It’s a crime of culture, really, and one that happens all too often: a bad sequel to a truly great predecessor or two. From The Godfather Pt. III to Bill and Ted’s Bogus Journey (I jest), it happens to the best of ‘em. But it takes a truly desperate artist to take a successful trilogy and then throw all artistic integrity to the wind and crap on in the entire series (see: Indiana Jones and the Kingdom of the Crystal Skull, Alien Resurrection, or any installment in the Star Wars prequel trilogy).
Lil Wayne – John on MUZU.TV.

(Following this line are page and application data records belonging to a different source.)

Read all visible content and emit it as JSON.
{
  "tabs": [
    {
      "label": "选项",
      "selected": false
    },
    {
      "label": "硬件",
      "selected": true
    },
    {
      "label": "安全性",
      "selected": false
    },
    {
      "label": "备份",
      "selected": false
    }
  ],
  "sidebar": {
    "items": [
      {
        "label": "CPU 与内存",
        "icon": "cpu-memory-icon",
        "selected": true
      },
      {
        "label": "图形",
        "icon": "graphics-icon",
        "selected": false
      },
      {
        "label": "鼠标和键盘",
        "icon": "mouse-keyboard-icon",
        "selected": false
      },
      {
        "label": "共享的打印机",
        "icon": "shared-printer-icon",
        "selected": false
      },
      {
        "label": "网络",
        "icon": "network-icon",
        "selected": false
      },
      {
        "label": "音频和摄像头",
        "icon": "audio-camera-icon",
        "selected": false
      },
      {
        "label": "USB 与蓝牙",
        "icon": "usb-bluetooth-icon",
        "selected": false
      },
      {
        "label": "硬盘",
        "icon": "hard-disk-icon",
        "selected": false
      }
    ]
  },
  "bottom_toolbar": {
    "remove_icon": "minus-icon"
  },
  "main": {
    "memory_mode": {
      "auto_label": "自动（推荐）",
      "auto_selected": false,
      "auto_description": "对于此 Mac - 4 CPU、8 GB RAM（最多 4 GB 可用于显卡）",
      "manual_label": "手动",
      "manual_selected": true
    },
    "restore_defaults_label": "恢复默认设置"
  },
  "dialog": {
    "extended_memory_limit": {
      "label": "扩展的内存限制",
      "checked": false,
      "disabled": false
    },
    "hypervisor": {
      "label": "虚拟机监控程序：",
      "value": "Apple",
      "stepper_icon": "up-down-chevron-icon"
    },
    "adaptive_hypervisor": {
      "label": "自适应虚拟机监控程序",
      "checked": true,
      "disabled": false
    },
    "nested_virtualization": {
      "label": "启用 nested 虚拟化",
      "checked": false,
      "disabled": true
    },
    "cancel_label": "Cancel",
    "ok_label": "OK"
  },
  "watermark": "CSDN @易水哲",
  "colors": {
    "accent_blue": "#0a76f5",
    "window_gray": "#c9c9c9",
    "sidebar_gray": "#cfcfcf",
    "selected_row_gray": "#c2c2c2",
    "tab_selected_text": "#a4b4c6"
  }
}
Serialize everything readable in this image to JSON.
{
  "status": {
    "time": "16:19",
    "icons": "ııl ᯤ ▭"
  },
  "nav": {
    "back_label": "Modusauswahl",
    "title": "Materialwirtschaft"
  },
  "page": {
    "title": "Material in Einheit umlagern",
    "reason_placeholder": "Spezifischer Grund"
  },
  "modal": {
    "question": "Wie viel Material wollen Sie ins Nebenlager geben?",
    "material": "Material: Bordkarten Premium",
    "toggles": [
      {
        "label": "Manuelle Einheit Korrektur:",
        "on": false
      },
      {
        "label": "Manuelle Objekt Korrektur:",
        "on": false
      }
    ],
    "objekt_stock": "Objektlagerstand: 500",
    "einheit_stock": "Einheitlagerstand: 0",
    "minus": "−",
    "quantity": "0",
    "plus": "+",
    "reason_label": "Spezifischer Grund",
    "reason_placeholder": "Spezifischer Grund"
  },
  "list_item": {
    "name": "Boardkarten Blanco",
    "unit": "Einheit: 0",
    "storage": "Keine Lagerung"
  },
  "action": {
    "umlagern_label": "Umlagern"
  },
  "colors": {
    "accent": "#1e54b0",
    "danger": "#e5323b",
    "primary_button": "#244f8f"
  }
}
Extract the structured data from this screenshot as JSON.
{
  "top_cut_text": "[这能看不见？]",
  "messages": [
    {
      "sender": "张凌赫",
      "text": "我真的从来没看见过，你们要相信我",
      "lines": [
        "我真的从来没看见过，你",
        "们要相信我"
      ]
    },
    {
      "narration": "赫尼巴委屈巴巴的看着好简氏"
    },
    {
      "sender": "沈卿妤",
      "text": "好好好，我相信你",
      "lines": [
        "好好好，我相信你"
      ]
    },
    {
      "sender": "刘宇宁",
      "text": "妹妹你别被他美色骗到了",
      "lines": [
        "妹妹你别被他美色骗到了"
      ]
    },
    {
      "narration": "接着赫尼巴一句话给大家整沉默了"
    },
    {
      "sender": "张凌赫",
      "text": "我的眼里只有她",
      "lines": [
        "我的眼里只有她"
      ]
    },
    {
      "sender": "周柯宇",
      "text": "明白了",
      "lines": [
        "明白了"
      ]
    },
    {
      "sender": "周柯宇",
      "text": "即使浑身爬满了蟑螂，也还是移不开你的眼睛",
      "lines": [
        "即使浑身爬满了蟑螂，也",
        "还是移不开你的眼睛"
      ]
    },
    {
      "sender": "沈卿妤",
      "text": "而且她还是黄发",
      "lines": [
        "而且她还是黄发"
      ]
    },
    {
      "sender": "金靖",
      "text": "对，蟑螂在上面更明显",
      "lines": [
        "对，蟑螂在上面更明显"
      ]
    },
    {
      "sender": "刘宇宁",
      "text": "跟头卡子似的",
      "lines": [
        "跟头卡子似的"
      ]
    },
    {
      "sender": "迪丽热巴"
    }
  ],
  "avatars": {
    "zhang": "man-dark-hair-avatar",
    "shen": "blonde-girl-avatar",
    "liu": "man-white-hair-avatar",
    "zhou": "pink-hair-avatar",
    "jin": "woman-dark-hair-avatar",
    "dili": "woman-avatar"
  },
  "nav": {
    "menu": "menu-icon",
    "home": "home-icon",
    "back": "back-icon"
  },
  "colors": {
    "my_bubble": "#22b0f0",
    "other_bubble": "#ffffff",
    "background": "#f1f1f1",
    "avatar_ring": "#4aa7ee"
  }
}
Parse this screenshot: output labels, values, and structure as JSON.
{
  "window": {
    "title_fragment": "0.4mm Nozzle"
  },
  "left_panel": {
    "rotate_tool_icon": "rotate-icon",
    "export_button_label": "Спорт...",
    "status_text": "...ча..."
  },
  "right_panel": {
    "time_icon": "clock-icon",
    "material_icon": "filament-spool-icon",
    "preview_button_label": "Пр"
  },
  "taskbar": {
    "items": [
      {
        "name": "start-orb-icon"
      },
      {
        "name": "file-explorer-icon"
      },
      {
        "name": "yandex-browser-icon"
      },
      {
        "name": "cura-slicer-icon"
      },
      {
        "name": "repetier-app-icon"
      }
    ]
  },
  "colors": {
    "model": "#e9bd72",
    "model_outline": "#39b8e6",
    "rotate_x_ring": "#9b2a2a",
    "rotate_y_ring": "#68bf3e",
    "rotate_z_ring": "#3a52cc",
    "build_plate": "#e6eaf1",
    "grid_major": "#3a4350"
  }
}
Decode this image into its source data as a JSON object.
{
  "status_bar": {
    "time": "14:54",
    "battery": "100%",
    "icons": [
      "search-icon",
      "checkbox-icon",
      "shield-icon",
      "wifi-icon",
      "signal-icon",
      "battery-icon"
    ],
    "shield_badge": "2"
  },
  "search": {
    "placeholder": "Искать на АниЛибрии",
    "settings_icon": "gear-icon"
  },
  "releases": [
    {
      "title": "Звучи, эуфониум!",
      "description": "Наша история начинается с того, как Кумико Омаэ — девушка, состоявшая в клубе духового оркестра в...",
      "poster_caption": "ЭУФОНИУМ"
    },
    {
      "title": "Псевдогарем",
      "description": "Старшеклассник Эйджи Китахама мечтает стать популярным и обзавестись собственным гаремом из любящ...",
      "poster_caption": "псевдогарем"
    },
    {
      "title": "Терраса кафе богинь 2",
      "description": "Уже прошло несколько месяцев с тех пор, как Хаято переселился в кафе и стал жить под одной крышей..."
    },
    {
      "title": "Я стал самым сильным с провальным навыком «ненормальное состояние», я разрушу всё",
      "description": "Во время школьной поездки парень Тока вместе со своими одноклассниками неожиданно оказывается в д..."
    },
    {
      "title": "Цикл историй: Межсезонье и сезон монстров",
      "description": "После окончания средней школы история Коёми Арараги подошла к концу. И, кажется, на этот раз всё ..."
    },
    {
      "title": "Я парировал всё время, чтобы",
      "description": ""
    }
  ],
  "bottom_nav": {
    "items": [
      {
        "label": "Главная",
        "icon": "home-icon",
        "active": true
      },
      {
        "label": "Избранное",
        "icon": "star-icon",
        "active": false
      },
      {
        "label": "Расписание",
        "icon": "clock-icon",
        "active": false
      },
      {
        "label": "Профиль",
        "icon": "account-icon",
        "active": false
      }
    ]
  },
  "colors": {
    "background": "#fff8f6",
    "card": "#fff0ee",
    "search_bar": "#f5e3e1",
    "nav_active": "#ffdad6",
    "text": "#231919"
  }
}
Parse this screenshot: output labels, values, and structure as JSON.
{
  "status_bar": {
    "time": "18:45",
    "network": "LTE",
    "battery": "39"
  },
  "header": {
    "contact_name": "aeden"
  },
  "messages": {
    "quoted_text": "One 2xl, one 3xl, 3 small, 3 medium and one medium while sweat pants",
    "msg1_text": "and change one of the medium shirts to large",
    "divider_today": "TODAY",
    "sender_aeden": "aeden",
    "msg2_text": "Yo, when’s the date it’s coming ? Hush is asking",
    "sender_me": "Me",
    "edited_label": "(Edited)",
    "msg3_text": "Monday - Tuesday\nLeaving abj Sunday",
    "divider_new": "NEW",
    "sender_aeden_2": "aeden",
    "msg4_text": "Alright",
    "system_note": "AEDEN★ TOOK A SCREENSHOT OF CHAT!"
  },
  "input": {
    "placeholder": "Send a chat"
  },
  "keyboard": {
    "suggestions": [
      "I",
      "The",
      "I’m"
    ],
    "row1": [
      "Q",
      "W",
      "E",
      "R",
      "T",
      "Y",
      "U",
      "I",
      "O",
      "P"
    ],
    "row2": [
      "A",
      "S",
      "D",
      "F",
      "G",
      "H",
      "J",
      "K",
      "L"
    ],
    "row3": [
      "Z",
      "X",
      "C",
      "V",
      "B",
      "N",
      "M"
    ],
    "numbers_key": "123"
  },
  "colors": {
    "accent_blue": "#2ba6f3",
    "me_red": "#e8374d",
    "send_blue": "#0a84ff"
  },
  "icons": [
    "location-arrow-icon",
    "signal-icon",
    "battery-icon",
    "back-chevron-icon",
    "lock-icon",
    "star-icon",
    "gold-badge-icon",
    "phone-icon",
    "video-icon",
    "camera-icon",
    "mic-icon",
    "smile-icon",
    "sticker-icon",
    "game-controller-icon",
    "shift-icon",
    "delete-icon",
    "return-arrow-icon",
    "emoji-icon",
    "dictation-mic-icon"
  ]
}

For some segments of the hip-hop listenership, it’s undoubtedly true that a Lil’ Wayne release is irrelevant. Plenty of listeners grew tired of him during 2006 to early 2009, when he was seemingly everywhere, if not during his Hot Boys days, and long ago decided he wasn’t an artist worth anticipating. But not everyone felt that way. For a great many of us, old-timers and newcomers alike, that epic era of Weezy was a much needed injection of excitement into mainstream rap culture.
Studio LP number nine from the multi-million seller could be his UK breakthrough proper. Mike Diver 2011 "I don’t need a watch / The time is now or never," Lil Wayne states on the opening Intro here – but he’s little left to prove, having been a domestic success from the start. The Louisiana rapper’s 1999 debut, Tha Block Is Hot, released when he was just 17, went platinum stateside.
Three years. That’s how long it’s been since Lil Wayne first mentioned plans to release Tha Carter IV, the follow-up to 2008’s best-selling Tha Carter III. But a name-drop didn’t mean an album drop, and so IV bookends a slew of specialized releases: 2009’s clique showcase We Are Young Money, 2010’s experimental-rock release Rebirth and EP-style I Am Not a Human Being.
There goes Lil Wayne, wearing bleached leopard-print skinny pants — women’s pants, as it happens — and stalking the stage of the MTV Video Music Awards with Iggy Pop attitude. There goes Lil Wayne, riding a skateboard and falling off. There goes Lil Wayne, who can’t sing worth a lick, taking a ballad, “How to Love,” into the Top 10 of the Billboard pop chart.
"They say we learn from mistakes, that's why they mistake me..." gargles Lil Wayne like a busted irrigation system on Tha Carter IV's 'Blunt Blowin''. Given that Lil Wayne was unmistakably convicted for carrying a 40-calibre pistol on his person while toking on some sensimilla in public, it's an audacious statement. That clichéd mistake cost him eight months in Rikers Island prison, reduced from the intended year due to 'good behaviour', which was laughably interpreted as working out and reading the Bible.